"Yeah. I have to do it. I can't make it on an Instructor's pay anymore. And my kids need that Health Insurance. With this job they'll be covered. Even I'll be covered. Now I can afford to get sick!" She rasped out a laugh. "And afford a better brand of cigarettes, too!" She looked me up and down. "So why the tragic expression? Surely you won't miss this dump so badly? Or my smiling face?"
"Aaron got me a job in Indiana."
Her eyebrow lifted. "As...?" she coaxed. "Assistant Pig Tender? Morning shift at McDonald's? What's that car race they have in Indiana?"
"The Indianapolis 500?" I offered.

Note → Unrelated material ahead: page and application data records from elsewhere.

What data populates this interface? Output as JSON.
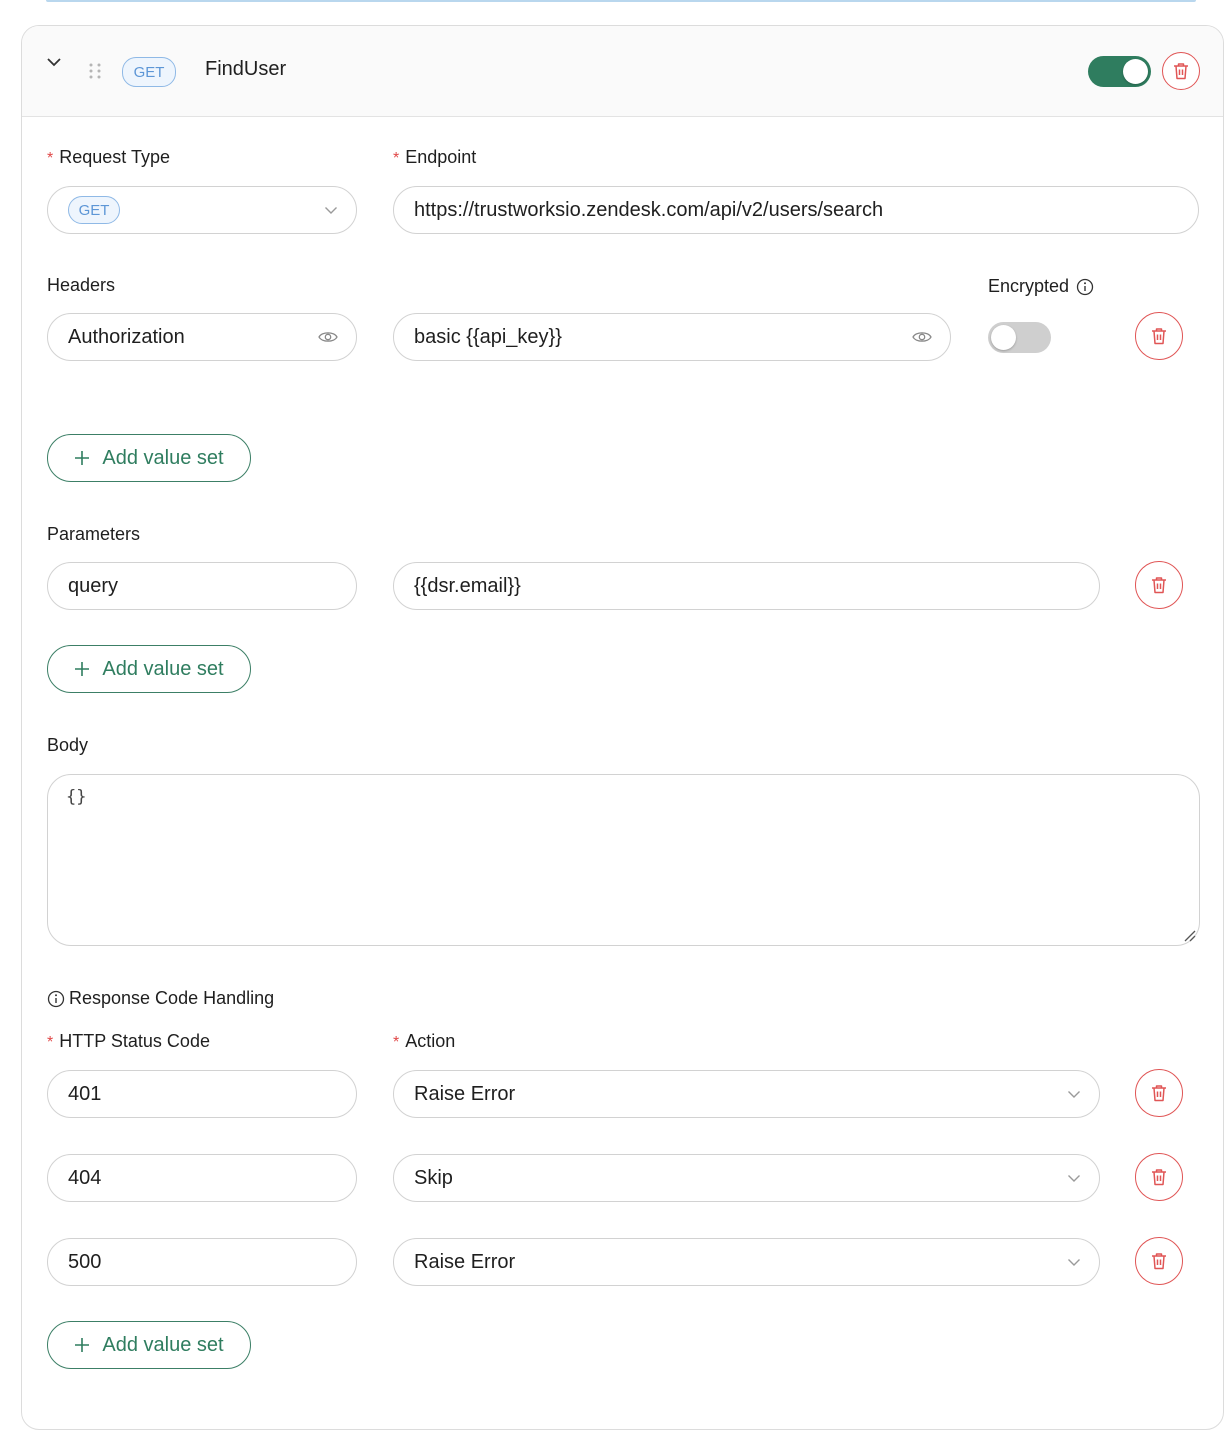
{
  "step": {
    "method": "GET",
    "name": "FindUser",
    "enabled": true
  },
  "request_type": {
    "label": "Request Type",
    "value": "GET"
  },
  "endpoint": {
    "label": "Endpoint",
    "value": "https://trustworksio.zendesk.com/api/v2/users/search"
  },
  "headers": {
    "label": "Headers",
    "encrypted_label": "Encrypted",
    "rows": [
      {
        "key": "Authorization",
        "value": "basic {{api_key}}",
        "encrypted": false
      }
    ],
    "add_label": "Add value set"
  },
  "parameters": {
    "label": "Parameters",
    "rows": [
      {
        "key": "query",
        "value": "{{dsr.email}}"
      }
    ],
    "add_label": "Add value set"
  },
  "body": {
    "label": "Body",
    "value": "{}"
  },
  "response_handling": {
    "title": "Response Code Handling",
    "status_label": "HTTP Status Code",
    "action_label": "Action",
    "rows": [
      {
        "code": "401",
        "action": "Raise Error"
      },
      {
        "code": "404",
        "action": "Skip"
      },
      {
        "code": "500",
        "action": "Raise Error"
      }
    ],
    "add_label": "Add value set"
  },
  "colors": {
    "accent_green": "#2f7d5f",
    "danger_red": "#e05555",
    "method_blue": "#5d96d6",
    "required_red": "#e04848"
  }
}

"Bingo," she said. "I'm impressed."
"I may be a queer, but I'm still a guy. Even I know about that!"
"Touché," Barbara acknowledged. "Okay -- some dirty job involving grease at the Indianapolis 500?"
"No." Now I was ashamed to admit why I was gloomy. I knew how it would sound to her. "Assistant Prof in the English Department at EIU. A spousal hire."
She blinked. "Tenure track?"
She swiveled her chair back towards the computer screen. "Forgive me if I can't boo-hoo for you, Shea. If I can't stroke your hand in empathy before you and your partner go off to two cushy, well-paying jobs while I still have to figure out how to get through the summer until my new job teaching Remedial English to Eighth Graders kicks in."
"I'm sorry, Barb -- but another fucking spousal hire! I... It's not where I thought I'd be right now."
She whipped around and stared at me. "And you think this is where I thought I'd be? At least your spouse gives enough of a shit to demand that they hire you. My ex-husband wouldn't care if I was begging in the gutter -- and the kids with me! If I ever see any of the back child support he owes me I think I'll fall over in a dead faint! So don't moan to me, my sweet prince. Save it for your therapist. Now, if you'll excuse me, I have work to do." She put her head down determinedly and her fingers hit the old keyboard with an angry snap.
I decided to end office hours early.
I caught the bus downtown, walked around for a while, and then, as Barbara had predicted, headed for my therapist appointment to moan to him about the sad state of my privileged existence.